Sometimes it’s the little things in life that can bring us the most joy, such as a steaming cup of hot tea and a homemade sugar cookie with buttercream frosting and sprinkles. Below are three recipes for sugar cookies, two of which are plain old-fashioned recipes with basic simple ingredients, while the third recipe adds a couple of twists and turns to a basic recipe, giving it a little extra dash of ultimate spring flair! Read more
There is a time for everything, including a time for asparagus and artichokes and cookbooks that are all about spring cuisine!
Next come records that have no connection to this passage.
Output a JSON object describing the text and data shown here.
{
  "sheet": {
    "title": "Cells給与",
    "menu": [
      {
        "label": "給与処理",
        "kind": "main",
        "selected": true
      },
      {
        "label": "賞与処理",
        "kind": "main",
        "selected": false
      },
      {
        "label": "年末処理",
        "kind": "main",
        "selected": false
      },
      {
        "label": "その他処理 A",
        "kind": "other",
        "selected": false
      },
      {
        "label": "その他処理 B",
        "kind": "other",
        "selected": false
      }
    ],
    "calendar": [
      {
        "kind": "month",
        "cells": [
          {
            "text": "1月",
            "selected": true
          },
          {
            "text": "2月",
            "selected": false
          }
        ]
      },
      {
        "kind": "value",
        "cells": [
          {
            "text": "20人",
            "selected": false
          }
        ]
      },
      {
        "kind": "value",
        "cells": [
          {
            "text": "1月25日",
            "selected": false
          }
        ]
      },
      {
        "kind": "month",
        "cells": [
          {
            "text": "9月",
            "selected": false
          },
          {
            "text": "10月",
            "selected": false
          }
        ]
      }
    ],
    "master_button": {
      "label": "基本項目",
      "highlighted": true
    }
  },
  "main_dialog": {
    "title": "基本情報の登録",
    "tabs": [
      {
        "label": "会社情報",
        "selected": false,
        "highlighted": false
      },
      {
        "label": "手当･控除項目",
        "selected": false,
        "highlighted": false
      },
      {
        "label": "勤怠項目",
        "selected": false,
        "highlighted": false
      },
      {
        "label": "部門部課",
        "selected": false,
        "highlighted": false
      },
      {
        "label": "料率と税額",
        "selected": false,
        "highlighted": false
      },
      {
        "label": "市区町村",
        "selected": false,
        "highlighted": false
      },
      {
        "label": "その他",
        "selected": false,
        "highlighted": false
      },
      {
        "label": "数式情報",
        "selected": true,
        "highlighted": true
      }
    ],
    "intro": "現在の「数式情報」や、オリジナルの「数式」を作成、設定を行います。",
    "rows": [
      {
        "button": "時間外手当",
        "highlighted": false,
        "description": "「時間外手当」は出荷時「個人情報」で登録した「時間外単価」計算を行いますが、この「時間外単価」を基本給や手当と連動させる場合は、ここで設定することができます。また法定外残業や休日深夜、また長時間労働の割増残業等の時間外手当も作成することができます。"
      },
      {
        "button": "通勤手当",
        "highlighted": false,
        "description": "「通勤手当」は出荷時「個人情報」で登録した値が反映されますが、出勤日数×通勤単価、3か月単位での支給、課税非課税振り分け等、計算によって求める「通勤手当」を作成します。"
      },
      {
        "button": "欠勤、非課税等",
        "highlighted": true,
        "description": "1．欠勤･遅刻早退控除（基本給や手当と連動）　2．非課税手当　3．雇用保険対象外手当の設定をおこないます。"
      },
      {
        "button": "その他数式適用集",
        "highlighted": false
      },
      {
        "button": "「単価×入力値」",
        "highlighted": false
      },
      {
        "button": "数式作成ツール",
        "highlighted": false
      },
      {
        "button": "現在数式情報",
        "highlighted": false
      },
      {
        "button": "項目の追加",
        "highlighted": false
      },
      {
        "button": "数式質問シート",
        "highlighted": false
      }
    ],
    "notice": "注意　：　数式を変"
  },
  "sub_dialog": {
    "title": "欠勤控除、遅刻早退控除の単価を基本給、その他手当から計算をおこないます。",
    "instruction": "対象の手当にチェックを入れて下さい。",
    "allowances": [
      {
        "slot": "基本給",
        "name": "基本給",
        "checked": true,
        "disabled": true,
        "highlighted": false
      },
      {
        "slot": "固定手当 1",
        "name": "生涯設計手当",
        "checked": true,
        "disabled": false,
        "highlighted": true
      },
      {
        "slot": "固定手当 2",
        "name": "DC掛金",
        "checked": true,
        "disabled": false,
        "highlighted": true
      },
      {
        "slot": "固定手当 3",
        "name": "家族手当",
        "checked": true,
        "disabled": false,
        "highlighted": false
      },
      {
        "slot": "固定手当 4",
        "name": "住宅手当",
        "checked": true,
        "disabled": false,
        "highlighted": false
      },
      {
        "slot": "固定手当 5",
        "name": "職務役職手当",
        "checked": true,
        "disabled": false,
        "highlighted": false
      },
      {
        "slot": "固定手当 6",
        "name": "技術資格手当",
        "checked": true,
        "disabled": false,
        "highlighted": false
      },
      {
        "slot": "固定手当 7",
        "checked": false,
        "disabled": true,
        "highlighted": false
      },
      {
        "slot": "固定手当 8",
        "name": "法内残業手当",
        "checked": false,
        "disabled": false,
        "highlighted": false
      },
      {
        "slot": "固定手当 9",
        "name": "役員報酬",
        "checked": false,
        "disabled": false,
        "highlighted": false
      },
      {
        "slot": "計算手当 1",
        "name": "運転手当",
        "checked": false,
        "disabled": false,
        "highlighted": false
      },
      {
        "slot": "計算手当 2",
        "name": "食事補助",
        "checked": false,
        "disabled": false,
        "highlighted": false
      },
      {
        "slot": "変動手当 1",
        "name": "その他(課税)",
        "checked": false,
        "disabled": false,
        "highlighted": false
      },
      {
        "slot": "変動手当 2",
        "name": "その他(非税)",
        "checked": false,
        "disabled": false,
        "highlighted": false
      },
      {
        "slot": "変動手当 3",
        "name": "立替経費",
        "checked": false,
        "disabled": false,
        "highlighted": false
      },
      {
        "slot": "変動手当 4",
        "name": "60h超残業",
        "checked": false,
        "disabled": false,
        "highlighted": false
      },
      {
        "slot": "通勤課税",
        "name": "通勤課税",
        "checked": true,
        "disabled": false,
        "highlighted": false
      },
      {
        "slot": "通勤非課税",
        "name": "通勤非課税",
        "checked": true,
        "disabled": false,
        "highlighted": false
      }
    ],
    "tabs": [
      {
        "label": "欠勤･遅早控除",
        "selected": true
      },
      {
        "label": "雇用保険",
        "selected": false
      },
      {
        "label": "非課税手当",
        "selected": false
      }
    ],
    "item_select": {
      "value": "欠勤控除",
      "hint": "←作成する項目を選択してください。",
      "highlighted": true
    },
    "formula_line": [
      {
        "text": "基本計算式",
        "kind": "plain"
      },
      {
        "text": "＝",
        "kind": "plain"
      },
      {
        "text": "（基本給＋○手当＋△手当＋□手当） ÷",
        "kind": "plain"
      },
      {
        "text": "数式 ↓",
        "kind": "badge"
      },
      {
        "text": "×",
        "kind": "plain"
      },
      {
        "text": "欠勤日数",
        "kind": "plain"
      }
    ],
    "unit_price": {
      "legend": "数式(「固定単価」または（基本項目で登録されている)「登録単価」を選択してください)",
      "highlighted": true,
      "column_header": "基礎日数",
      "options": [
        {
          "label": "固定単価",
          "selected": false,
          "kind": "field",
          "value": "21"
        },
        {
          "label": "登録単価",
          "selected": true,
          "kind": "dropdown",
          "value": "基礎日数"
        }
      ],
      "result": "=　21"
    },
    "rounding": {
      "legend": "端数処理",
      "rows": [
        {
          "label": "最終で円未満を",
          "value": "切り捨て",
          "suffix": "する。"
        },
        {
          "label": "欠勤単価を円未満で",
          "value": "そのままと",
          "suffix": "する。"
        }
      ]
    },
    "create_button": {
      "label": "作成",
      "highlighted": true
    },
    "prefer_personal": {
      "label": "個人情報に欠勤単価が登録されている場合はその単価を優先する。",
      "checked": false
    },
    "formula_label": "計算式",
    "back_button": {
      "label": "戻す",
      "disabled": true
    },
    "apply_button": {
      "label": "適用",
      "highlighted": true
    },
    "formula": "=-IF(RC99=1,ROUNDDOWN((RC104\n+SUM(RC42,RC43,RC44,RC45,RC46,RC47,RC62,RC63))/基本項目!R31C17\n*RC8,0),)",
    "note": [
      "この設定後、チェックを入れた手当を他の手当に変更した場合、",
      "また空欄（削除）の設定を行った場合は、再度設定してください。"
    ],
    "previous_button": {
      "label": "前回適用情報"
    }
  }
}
Adding to the growing collection of beautiful cookbooks from the culinary world which are dedicated to seasonal cooking is one of London’s “most respected and acclaimed chefs” Skye Gyngell’s new cookbook Spring.
Ms. Gyngell, who also has published three other cookbooks*, is known “for her distinctively seasonal, elegant cooking, creating dishes inspired by what she saw growing and blossoming around her.” She also has a new restaurant by the same name “Spring” in the heart of London’s arts and culture district.
It is worth checking out her website, where you can find one of her shared recipes of the month (see below). Read more
Springtime is here, which means it is time to “lighten” the calorie load of winter heavy sticky buns and deep fried apple fritters to Peter Rabbit-like muffins filled with wholesome good-for-your ingredients such as carrots, zucchini, apples, nuts, coconut and raisins.
The three recipes below are filled with superfood ingredients that are bound to add an extra skippety-hippety-hop and touch of sweet to all of your glorious spring mornings! Read more
I was born in West Virginia and so, by birth, I am an official hillbilly. Though I have lived in New England for almost 35 years, I cannot deny the strong soulful connection to the “wild and wonderful” land of West Virginia where much of my simple childhood was spent. In my college years, I once went spelunking in the mountains of West Virginia and after a day exploring deep in a cave of stalactites and stalagmites and winding knee-high rivers, we climbed to the top of an Appalachian hill in the dark and slept. When I awoke in the fresh mountain air, my eyes opened to a pastoral delight of beautiful rolling cow dotted hills. The hills and hollows of West Virginia truly are in my blood.
And so, last August when I spotted, prominently displayed in a bookshop in New York City, Hillbilly Elegy, my heart skipped a beat (how often does one come across the word “hillbilly”?). I knew I had to read it for the mere prospect of taking me back, with a strong sense of place, to the Appalachian hills where I came from.
“March is a month of considerable frustration – it is so near Spring and yet across a great deal of the country the weather is still so violent and changeable that outdoor activity in our yards seems light years away.” –Thalassa Cruso (known as “The Julia Child of Horticulture”, 1909-1997)
While waiting for the March Lion to turn into a Lamb, for the snow to melt and the ground to thaw, consider baking one of the three cakes below (taken from “The Food52 Cookbook” by Amanda Hesser & Merrill Stubbs, 2011). Read more